ACTION ITEM. Which lines of the entries hold the string "true"? Copy each one.

====== GIVEN DATA

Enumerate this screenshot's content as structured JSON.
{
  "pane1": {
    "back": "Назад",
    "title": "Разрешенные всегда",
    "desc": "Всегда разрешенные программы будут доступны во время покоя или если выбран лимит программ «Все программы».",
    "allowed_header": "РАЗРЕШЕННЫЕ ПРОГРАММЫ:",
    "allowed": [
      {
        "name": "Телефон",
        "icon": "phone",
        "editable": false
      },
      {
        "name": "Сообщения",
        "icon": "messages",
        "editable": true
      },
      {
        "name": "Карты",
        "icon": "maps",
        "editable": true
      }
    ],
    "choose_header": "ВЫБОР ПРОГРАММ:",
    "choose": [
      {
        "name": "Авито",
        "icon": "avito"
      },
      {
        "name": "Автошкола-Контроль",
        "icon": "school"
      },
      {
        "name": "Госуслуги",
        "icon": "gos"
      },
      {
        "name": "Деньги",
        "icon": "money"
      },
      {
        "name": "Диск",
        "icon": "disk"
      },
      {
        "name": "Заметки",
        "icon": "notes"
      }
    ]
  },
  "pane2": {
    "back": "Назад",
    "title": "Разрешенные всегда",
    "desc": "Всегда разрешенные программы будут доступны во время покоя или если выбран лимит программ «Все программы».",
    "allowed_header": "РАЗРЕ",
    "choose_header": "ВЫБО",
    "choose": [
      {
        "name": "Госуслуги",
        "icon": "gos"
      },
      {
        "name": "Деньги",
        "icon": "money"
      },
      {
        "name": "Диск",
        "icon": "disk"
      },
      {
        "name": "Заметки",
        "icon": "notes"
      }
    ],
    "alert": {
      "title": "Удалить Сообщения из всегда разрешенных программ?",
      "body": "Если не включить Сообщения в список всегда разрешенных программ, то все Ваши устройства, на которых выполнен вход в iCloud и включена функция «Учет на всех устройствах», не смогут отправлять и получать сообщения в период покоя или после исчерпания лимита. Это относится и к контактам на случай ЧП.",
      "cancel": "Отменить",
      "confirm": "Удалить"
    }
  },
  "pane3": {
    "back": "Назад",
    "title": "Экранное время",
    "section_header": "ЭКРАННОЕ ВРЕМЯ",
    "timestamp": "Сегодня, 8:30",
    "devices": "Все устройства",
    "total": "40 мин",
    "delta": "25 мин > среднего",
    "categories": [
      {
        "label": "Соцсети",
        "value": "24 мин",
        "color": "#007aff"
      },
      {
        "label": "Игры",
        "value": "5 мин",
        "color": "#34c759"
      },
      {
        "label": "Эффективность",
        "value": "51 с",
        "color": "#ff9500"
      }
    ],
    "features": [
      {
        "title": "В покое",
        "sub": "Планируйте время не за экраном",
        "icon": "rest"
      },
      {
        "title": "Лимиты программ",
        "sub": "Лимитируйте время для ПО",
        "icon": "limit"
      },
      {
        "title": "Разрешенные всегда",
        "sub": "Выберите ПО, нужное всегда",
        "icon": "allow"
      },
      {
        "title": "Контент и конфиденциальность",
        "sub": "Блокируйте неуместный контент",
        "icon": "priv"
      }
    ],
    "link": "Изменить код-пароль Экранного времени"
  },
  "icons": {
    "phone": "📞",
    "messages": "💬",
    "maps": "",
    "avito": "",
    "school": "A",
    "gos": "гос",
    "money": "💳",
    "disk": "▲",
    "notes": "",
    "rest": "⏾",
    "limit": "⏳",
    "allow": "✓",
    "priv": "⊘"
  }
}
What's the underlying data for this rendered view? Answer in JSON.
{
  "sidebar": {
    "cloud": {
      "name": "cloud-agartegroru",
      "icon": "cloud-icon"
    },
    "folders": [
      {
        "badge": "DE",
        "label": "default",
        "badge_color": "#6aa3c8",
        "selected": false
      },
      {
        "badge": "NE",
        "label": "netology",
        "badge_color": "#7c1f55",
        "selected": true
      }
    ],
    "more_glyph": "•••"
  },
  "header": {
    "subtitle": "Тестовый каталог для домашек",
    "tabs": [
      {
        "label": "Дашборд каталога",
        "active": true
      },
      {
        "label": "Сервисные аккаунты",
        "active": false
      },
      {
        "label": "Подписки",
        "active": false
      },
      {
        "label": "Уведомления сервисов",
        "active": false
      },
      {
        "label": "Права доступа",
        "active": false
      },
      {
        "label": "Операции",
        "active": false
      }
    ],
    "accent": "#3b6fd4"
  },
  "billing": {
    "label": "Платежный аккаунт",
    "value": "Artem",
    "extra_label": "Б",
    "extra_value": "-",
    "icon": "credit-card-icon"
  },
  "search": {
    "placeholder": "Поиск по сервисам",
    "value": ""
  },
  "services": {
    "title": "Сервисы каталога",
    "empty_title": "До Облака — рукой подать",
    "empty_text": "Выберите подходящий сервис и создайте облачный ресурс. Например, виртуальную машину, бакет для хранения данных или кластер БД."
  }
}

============

EXERCISE OUTPUT.
        "editable": true
        "editable": true
        "selected": true
        "active": true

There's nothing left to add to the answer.